[Dataset rows describing interfaces]
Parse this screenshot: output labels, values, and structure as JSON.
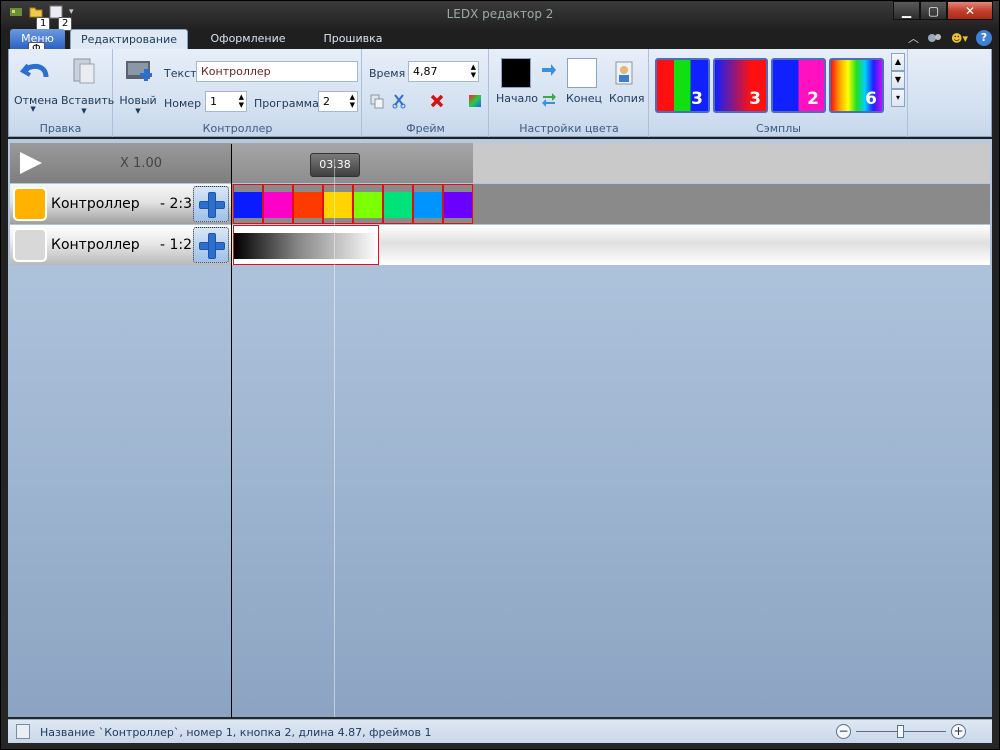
{
  "window": {
    "title": "LEDX редактор 2"
  },
  "qat": {
    "keytip_1": "1",
    "keytip_2": "2",
    "keytip_menu": "Ф"
  },
  "tabs": {
    "menu": "Меню",
    "edit": "Редактирование",
    "design": "Оформление",
    "firmware": "Прошивка"
  },
  "ribbon": {
    "edit_group": {
      "label": "Правка",
      "undo": "Отмена",
      "paste": "Вставить"
    },
    "controller_group": {
      "label": "Контроллер",
      "new": "Новый",
      "text_label": "Текст",
      "text_value": "Контроллер",
      "number_label": "Номер",
      "number_value": "1",
      "program_label": "Программа",
      "program_value": "2"
    },
    "frame_group": {
      "label": "Фрейм",
      "time_label": "Время",
      "time_value": "4,87"
    },
    "color_group": {
      "label": "Настройки цвета",
      "start": "Начало",
      "end": "Конец",
      "copy": "Копия",
      "start_color": "#000000",
      "end_color": "#ffffff"
    },
    "samples_group": {
      "label": "Сэмплы",
      "samples": [
        "3",
        "3",
        "2",
        "6"
      ]
    }
  },
  "timeline": {
    "zoom": "X 1.00",
    "time": "03.38"
  },
  "tracks": [
    {
      "name": "Контроллер",
      "num": "- 2:3",
      "color": "#ffb300",
      "frames": [
        "#0a1cff",
        "#ff00c8",
        "#ff3a00",
        "#ffd400",
        "#7cff00",
        "#00e27a",
        "#0094ff",
        "#6a00ff"
      ]
    },
    {
      "name": "Контроллер",
      "num": "- 1:2",
      "color": "#d8d8d8"
    }
  ],
  "status": {
    "text": "Название `Контроллер`, номер 1, кнопка 2, длина 4.87, фреймов 1"
  }
}
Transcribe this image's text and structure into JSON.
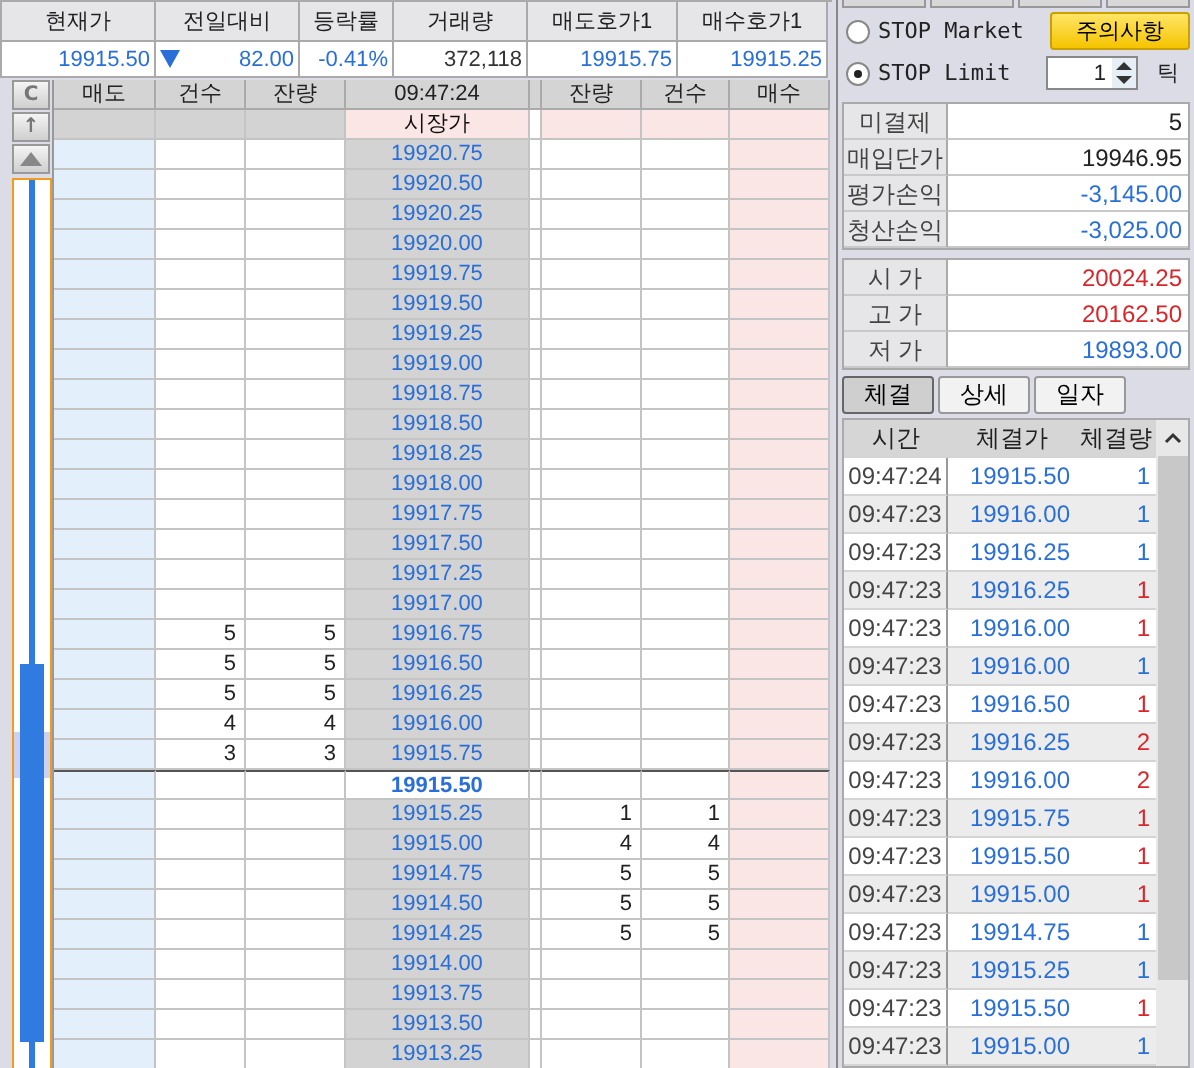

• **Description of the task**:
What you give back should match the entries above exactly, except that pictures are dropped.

• **Expected answer**:
Parse this screenshot: output labels, values, and structure as JSON.
{
  "window": {
    "title": "LEDX редактор 2"
  },
  "qat": {
    "keytip_1": "1",
    "keytip_2": "2",
    "keytip_menu": "Ф"
  },
  "tabs": {
    "menu": "Меню",
    "edit": "Редактирование",
    "design": "Оформление",
    "firmware": "Прошивка"
  },
  "ribbon": {
    "edit_group": {
      "label": "Правка",
      "undo": "Отмена",
      "paste": "Вставить"
    },
    "controller_group": {
      "label": "Контроллер",
      "new": "Новый",
      "text_label": "Текст",
      "text_value": "Контроллер",
      "number_label": "Номер",
      "number_value": "1",
      "program_label": "Программа",
      "program_value": "2"
    },
    "frame_group": {
      "label": "Фрейм",
      "time_label": "Время",
      "time_value": "4,87"
    },
    "color_group": {
      "label": "Настройки цвета",
      "start": "Начало",
      "end": "Конец",
      "copy": "Копия",
      "start_color": "#000000",
      "end_color": "#ffffff"
    },
    "samples_group": {
      "label": "Сэмплы",
      "samples": [
        "3",
        "3",
        "2",
        "6"
      ]
    }
  },
  "timeline": {
    "zoom": "X 1.00",
    "time": "03.38"
  },
  "tracks": [
    {
      "name": "Контроллер",
      "num": "- 2:3",
      "color": "#ffb300",
      "frames": [
        "#0a1cff",
        "#ff00c8",
        "#ff3a00",
        "#ffd400",
        "#7cff00",
        "#00e27a",
        "#0094ff",
        "#6a00ff"
      ]
    },
    {
      "name": "Контроллер",
      "num": "- 1:2",
      "color": "#d8d8d8"
    }
  ],
  "status": {
    "text": "Название `Контроллер`, номер 1, кнопка 2, длина 4.87, фреймов 1"
  }
}
Transcribe this image's text and structure into JSON.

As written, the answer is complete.